- **What is being asked**
Search the entries below for "name". Report each line where it occurs.
*** Begin section ***
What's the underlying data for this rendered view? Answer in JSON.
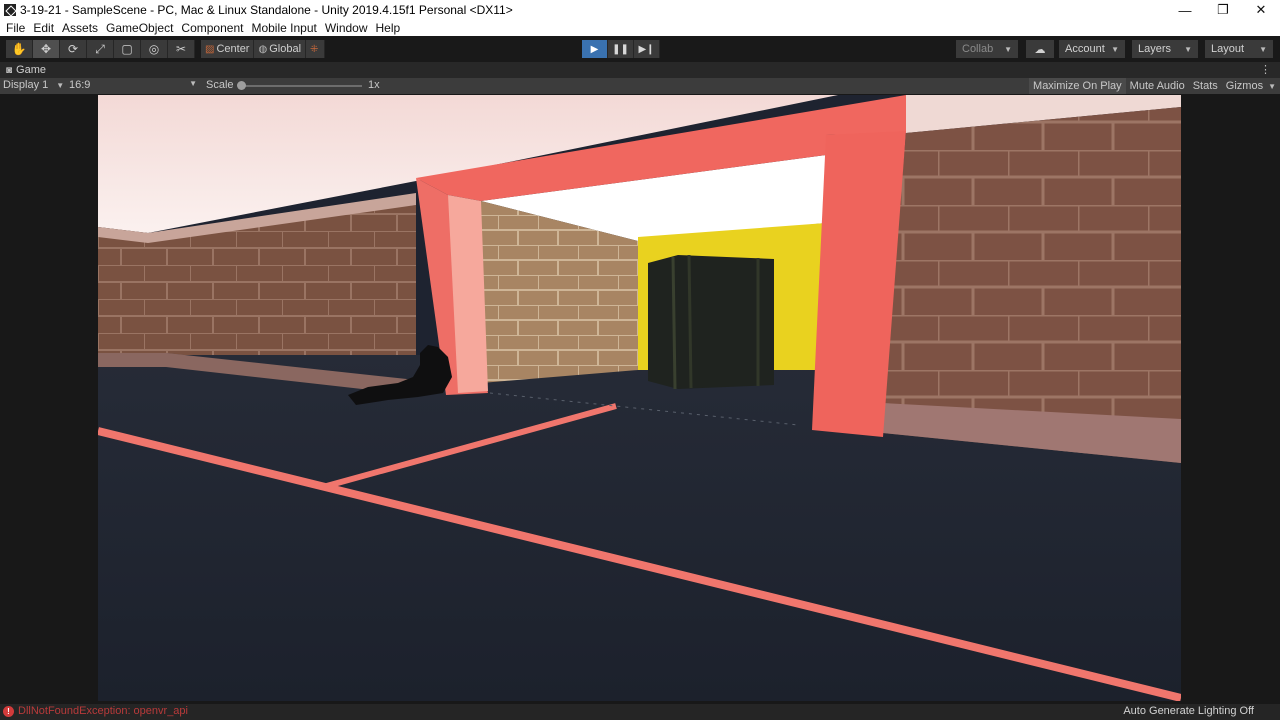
{
  "window": {
    "title": "3-19-21 - SampleScene - PC, Mac & Linux Standalone - Unity 2019.4.15f1 Personal <DX11>",
    "controls": {
      "minimize": "—",
      "restore": "❐",
      "close": "✕"
    }
  },
  "menu": [
    "File",
    "Edit",
    "Assets",
    "GameObject",
    "Component",
    "Mobile Input",
    "Window",
    "Help"
  ],
  "toolbar": {
    "transform_tools": [
      {
        "name": "hand-tool",
        "glyph": "✋"
      },
      {
        "name": "move-tool",
        "glyph": "✥"
      },
      {
        "name": "rotate-tool",
        "glyph": "⟳"
      },
      {
        "name": "scale-tool",
        "glyph": "⤢"
      },
      {
        "name": "rect-tool",
        "glyph": "▢"
      },
      {
        "name": "transform-tool",
        "glyph": "◎"
      },
      {
        "name": "custom-tool",
        "glyph": "✂"
      }
    ],
    "pivot_label": "Center",
    "handle_label": "Global",
    "play_icons": {
      "play": "▶",
      "pause": "❚❚",
      "step": "▶❙"
    },
    "collab_label": "Collab",
    "cloud_icon": "☁",
    "account_label": "Account",
    "layers_label": "Layers",
    "layout_label": "Layout"
  },
  "game_tab": {
    "label": "Game",
    "icon": "gamepad-icon"
  },
  "game_bar": {
    "display": "Display 1",
    "aspect": "16:9",
    "scale_label": "Scale",
    "scale_value": "1x",
    "maximize_label": "Maximize On Play",
    "mute_label": "Mute Audio",
    "stats_label": "Stats",
    "gizmos_label": "Gizmos"
  },
  "status": {
    "error": "DllNotFoundException: openvr_api",
    "lighting": "Auto Generate Lighting Off"
  },
  "colors": {
    "accent_play": "#3a72b0",
    "pink_frame": "#f0675f",
    "floor": "#1e2330",
    "crate": "#1f231f",
    "yellow_wall": "#e9d21f"
  }
}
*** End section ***
- **Answer for the task**
        "name": "hand-tool",
        "name": "move-tool",
        "name": "rotate-tool",
        "name": "scale-tool",
        "name": "rect-tool",
        "name": "transform-tool",
        "name": "custom-tool",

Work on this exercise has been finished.